___ Data supplied

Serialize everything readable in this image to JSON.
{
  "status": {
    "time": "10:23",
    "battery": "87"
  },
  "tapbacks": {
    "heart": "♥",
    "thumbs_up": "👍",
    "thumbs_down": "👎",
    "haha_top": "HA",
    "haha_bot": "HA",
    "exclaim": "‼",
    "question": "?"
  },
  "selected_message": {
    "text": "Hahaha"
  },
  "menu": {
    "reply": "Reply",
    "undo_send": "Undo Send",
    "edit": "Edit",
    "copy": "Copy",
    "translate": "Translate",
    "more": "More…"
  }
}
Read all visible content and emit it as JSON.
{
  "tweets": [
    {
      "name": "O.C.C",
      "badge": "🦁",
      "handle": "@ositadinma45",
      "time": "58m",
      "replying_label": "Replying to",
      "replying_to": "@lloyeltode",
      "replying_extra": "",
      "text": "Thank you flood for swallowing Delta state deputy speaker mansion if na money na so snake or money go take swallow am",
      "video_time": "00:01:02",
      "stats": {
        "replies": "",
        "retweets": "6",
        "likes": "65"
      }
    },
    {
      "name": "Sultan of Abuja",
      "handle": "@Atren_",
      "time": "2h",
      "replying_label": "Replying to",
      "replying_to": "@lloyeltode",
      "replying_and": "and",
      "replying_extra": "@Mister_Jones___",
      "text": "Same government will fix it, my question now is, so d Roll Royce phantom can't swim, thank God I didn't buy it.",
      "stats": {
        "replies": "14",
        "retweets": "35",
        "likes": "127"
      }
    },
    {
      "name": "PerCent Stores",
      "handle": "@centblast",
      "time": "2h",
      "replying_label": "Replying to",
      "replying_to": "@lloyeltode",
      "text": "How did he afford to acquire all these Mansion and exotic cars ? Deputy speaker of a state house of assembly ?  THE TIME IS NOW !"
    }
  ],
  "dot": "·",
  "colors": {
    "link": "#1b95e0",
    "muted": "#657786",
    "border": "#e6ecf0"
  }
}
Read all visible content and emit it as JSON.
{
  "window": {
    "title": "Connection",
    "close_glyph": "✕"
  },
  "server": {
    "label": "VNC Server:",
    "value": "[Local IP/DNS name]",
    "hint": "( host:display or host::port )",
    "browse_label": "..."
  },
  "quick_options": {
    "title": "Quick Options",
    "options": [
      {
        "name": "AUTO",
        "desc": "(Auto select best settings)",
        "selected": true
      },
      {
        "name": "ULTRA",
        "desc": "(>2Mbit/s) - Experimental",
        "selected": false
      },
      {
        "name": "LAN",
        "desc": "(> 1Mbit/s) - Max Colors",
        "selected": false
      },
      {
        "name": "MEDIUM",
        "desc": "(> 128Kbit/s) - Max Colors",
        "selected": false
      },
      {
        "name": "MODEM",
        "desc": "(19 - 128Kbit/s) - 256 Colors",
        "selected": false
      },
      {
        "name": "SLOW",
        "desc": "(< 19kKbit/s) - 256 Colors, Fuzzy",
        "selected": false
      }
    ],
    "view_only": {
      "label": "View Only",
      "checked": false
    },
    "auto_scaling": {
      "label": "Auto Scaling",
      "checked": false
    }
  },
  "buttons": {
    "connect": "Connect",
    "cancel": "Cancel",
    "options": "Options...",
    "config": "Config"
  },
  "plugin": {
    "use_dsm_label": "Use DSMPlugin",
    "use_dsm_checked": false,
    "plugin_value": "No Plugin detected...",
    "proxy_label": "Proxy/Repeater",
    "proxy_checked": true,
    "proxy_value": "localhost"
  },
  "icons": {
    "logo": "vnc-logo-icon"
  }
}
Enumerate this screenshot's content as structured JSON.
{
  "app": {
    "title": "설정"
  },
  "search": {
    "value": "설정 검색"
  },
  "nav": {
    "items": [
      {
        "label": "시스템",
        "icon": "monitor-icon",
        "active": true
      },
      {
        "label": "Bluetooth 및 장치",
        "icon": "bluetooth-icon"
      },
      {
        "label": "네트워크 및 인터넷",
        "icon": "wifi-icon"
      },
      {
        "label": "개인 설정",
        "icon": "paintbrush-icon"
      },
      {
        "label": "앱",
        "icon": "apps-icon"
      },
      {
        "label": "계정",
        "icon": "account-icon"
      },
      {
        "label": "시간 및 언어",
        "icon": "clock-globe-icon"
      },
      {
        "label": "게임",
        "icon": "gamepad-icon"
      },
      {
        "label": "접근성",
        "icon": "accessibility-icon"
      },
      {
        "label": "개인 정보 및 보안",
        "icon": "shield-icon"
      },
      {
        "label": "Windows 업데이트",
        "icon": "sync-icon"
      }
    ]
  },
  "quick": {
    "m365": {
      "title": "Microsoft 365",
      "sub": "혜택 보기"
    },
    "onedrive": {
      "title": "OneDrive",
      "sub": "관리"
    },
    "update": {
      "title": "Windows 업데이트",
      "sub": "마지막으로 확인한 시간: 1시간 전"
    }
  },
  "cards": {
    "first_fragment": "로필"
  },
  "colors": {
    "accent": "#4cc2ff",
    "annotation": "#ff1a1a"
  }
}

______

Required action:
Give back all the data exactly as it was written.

Answer box:
Serialize everything readable in this image to JSON.
{
  "status": {
    "time": "10:23",
    "battery": "87"
  },
  "tapbacks": {
    "heart": "♥",
    "thumbs_up": "👍",
    "thumbs_down": "👎",
    "haha_top": "HA",
    "haha_bot": "HA",
    "exclaim": "‼",
    "question": "?"
  },
  "selected_message": {
    "text": "Hahaha"
  },
  "menu": {
    "reply": "Reply",
    "undo_send": "Undo Send",
    "edit": "Edit",
    "copy": "Copy",
    "translate": "Translate",
    "more": "More…"
  }
}
Read all visible content and emit it as JSON.
{
  "tweets": [
    {
      "name": "O.C.C",
      "badge": "🦁",
      "handle": "@ositadinma45",
      "time": "58m",
      "replying_label": "Replying to",
      "replying_to": "@lloyeltode",
      "replying_extra": "",
      "text": "Thank you flood for swallowing Delta state deputy speaker mansion if na money na so snake or money go take swallow am",
      "video_time": "00:01:02",
      "stats": {
        "replies": "",
        "retweets": "6",
        "likes": "65"
      }
    },
    {
      "name": "Sultan of Abuja",
      "handle": "@Atren_",
      "time": "2h",
      "replying_label": "Replying to",
      "replying_to": "@lloyeltode",
      "replying_and": "and",
      "replying_extra": "@Mister_Jones___",
      "text": "Same government will fix it, my question now is, so d Roll Royce phantom can't swim, thank God I didn't buy it.",
      "stats": {
        "replies": "14",
        "retweets": "35",
        "likes": "127"
      }
    },
    {
      "name": "PerCent Stores",
      "handle": "@centblast",
      "time": "2h",
      "replying_label": "Replying to",
      "replying_to": "@lloyeltode",
      "text": "How did he afford to acquire all these Mansion and exotic cars ? Deputy speaker of a state house of assembly ?  THE TIME IS NOW !"
    }
  ],
  "dot": "·",
  "colors": {
    "link": "#1b95e0",
    "muted": "#657786",
    "border": "#e6ecf0"
  }
}
Read all visible content and emit it as JSON.
{
  "window": {
    "title": "Connection",
    "close_glyph": "✕"
  },
  "server": {
    "label": "VNC Server:",
    "value": "[Local IP/DNS name]",
    "hint": "( host:display or host::port )",
    "browse_label": "..."
  },
  "quick_options": {
    "title": "Quick Options",
    "options": [
      {
        "name": "AUTO",
        "desc": "(Auto select best settings)",
        "selected": true
      },
      {
        "name": "ULTRA",
        "desc": "(>2Mbit/s) - Experimental",
        "selected": false
      },
      {
        "name": "LAN",
        "desc": "(> 1Mbit/s) - Max Colors",
        "selected": false
      },
      {
        "name": "MEDIUM",
        "desc": "(> 128Kbit/s) - Max Colors",
        "selected": false
      },
      {
        "name": "MODEM",
        "desc": "(19 - 128Kbit/s) - 256 Colors",
        "selected": false
      },
      {
        "name": "SLOW",
        "desc": "(< 19kKbit/s) - 256 Colors, Fuzzy",
        "selected": false
      }
    ],
    "view_only": {
      "label": "View Only",
      "checked": false
    },
    "auto_scaling": {
      "label": "Auto Scaling",
      "checked": false
    }
  },
  "buttons": {
    "connect": "Connect",
    "cancel": "Cancel",
    "options": "Options...",
    "config": "Config"
  },
  "plugin": {
    "use_dsm_label": "Use DSMPlugin",
    "use_dsm_checked": false,
    "plugin_value": "No Plugin detected...",
    "proxy_label": "Proxy/Repeater",
    "proxy_checked": true,
    "proxy_value": "localhost"
  },
  "icons": {
    "logo": "vnc-logo-icon"
  }
}
Enumerate this screenshot's content as structured JSON.
{
  "app": {
    "title": "설정"
  },
  "search": {
    "value": "설정 검색"
  },
  "nav": {
    "items": [
      {
        "label": "시스템",
        "icon": "monitor-icon",
        "active": true
      },
      {
        "label": "Bluetooth 및 장치",
        "icon": "bluetooth-icon"
      },
      {
        "label": "네트워크 및 인터넷",
        "icon": "wifi-icon"
      },
      {
        "label": "개인 설정",
        "icon": "paintbrush-icon"
      },
      {
        "label": "앱",
        "icon": "apps-icon"
      },
      {
        "label": "계정",
        "icon": "account-icon"
      },
      {
        "label": "시간 및 언어",
        "icon": "clock-globe-icon"
      },
      {
        "label": "게임",
        "icon": "gamepad-icon"
      },
      {
        "label": "접근성",
        "icon": "accessibility-icon"
      },
      {
        "label": "개인 정보 및 보안",
        "icon": "shield-icon"
      },
      {
        "label": "Windows 업데이트",
        "icon": "sync-icon"
      }
    ]
  },
  "quick": {
    "m365": {
      "title": "Microsoft 365",
      "sub": "혜택 보기"
    },
    "onedrive": {
      "title": "OneDrive",
      "sub": "관리"
    },
    "update": {
      "title": "Windows 업데이트",
      "sub": "마지막으로 확인한 시간: 1시간 전"
    }
  },
  "cards": {
    "first_fragment": "로필"
  },
  "colors": {
    "accent": "#4cc2ff",
    "annotation": "#ff1a1a"
  }
}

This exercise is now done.